A Casualty of the Great War?

S&C Contributing Editor John Oke Bartlett revisits a family mystery of war, trauma and Christmases past. Nana didn’t talk much about life with her first husband Victor Nash. According to my parents’ marriage certificate, Victor had been a director of a London wine company. He volunteered or was called up for the Great War, which he Read more

Dodging the ‘N Word’: Being Black and Female in (Mostly) White, Male Student Halls

What happens when a woman of colour from vibrant South London moves into a student flat in Portsmouth with a group of mostly white men? Dyanni Swhyer-Brown reveals all. I stared out of my window at the sunset shining through the gaps between the James Watson Hall and the surrounding buildings. I ducked at one Read more

WWBD? (What Would Buffy Do?)

Portsmouth University student Penny Ward delves back into her childhood to moments when she learned some tough lessons about gender – and discovered the role models that would prompt her to become a feminist. I remember the first time I realised just how differently boys and girls are treated. I was six years old, long before Read more

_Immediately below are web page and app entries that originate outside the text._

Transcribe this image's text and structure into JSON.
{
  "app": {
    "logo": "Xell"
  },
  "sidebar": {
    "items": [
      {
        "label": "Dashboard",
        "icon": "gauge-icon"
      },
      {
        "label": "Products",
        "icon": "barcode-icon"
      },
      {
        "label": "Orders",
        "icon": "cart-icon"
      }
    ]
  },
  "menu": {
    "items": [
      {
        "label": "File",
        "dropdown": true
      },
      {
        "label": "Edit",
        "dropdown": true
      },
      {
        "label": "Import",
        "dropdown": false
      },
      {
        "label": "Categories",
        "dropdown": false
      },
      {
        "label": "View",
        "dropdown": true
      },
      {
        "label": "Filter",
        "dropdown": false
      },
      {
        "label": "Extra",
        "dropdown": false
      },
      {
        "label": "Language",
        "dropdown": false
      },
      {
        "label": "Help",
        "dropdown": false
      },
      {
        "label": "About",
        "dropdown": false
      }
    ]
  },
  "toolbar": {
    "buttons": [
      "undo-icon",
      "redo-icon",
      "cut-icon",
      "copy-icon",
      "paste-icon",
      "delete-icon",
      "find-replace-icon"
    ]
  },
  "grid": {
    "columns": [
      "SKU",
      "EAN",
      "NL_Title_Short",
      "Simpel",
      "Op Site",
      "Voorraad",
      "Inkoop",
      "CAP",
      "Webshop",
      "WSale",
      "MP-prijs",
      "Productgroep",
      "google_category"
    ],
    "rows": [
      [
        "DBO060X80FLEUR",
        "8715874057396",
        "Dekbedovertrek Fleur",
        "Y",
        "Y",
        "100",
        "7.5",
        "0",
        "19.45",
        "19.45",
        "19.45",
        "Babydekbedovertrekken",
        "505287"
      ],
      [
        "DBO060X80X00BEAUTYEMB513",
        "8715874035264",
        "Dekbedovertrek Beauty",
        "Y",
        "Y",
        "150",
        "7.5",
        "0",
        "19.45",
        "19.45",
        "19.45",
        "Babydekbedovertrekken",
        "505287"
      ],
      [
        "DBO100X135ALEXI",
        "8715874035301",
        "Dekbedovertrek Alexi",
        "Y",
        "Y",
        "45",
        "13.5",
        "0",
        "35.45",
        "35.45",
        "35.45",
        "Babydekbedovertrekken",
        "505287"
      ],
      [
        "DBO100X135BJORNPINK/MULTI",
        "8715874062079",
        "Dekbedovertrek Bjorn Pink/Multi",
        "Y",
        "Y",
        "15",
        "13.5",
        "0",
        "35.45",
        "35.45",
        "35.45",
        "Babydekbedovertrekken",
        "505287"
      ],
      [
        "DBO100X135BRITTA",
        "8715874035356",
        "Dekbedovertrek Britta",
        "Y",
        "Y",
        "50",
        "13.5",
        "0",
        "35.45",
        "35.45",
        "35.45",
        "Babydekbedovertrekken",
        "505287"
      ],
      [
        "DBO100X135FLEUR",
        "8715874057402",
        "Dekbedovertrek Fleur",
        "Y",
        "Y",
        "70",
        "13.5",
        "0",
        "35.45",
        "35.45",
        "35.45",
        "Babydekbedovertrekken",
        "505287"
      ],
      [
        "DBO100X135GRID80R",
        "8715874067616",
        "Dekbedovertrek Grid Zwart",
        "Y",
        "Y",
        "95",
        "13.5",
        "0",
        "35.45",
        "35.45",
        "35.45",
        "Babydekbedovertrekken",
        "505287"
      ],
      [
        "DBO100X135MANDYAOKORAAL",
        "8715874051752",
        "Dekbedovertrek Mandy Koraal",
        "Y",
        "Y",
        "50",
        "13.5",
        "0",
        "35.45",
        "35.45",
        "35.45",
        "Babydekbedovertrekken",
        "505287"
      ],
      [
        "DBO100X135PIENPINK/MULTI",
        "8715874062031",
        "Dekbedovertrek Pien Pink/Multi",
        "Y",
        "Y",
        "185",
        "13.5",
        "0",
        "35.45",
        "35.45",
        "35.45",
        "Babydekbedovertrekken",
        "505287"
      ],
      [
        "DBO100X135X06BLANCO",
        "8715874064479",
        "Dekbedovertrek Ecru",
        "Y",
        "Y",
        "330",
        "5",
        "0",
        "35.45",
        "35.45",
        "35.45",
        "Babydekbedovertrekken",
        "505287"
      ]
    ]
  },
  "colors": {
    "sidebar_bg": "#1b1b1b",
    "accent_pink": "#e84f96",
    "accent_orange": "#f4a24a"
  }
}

A Pompey Muso: Lost in America Part I

Portsmouth writer and S&C regular JS Adams recalls a frightening episode in his music career when he found himself stranded in Austin, Texas amid some dangerous characters, with only a hat and glasses to his name. It’s about nine at night, the sun has gone down and I am lost in Austin, Texas. It wouldn’t be Read more

The Loss of Fortitude: My Father’s Battle with Dementia

Sue Roome recounts a very personal – and timely – story of illness, old age and confusion. Dad sat listless in the armchair. His left side drooped as if all of his bones had been removed. His face sagged and the stench from the vomit and faeces was a violation of my senses. He turned his Read more

Guns, Glitter and Gewgaws: A 1950s Christmas

In a S&C Christmas exclusive, actor, playwright and S&C Contributing Editor John Bartlett recalls the Christmas customs of his childhood. Some of these customs remain with us, others now seem alien or eccentric. In 1956, my father Reg fell ill whilst serving on board the aircraft carrier HMS Eagle. He had to leave the ship Read more

Talking to Pompey Students Helped My Mental Health

Star & Crescent Contributing Editor Rikki May remembers the first time he ever spoke publicly about his mental illness at a University of Portsmouth event – and how it helped him no end. For the past five years I’ve worked for the University of Portsmouth’s Sport and Recreation department. One morning in February 2014, I Read more

The Sailor Dad I Never Knew

S&C Contributing Editor John Oke Bartlett never really knew his father, who served in the Royal Navy in World War II. Now, some years after her death, he’s compelled to record as much as he can to put some substance around the weathered gravestone in the naval cemetery in Gosport that marks Reginald’s final resting Read more

Home Thoughts of Portsmouth From Abroad

Having left Portsmouth for the United States and then come back to Pompey in later life, Gareth Rees ponders the meaning of travel and the definition of home. It’s hardly uplifting hearing folk running down their hometown. It’s the locality which is sunk in apathy. It’s not me, of course. And I’ve been guilty of Read more

What’s Happening in Syria Once Happened Here Too

New Star & Crescent Contributing Editor, Gareth Rees, takes a philosophical and psychological tour of Portsmouth’s own Cathedral of St Thomas. A guy from Dubai once told me that if, in his travels, he couldn’t find a mosque, a visit to a cemetery would be an adequate substitute. My mind flies to old Mr Goddard Read more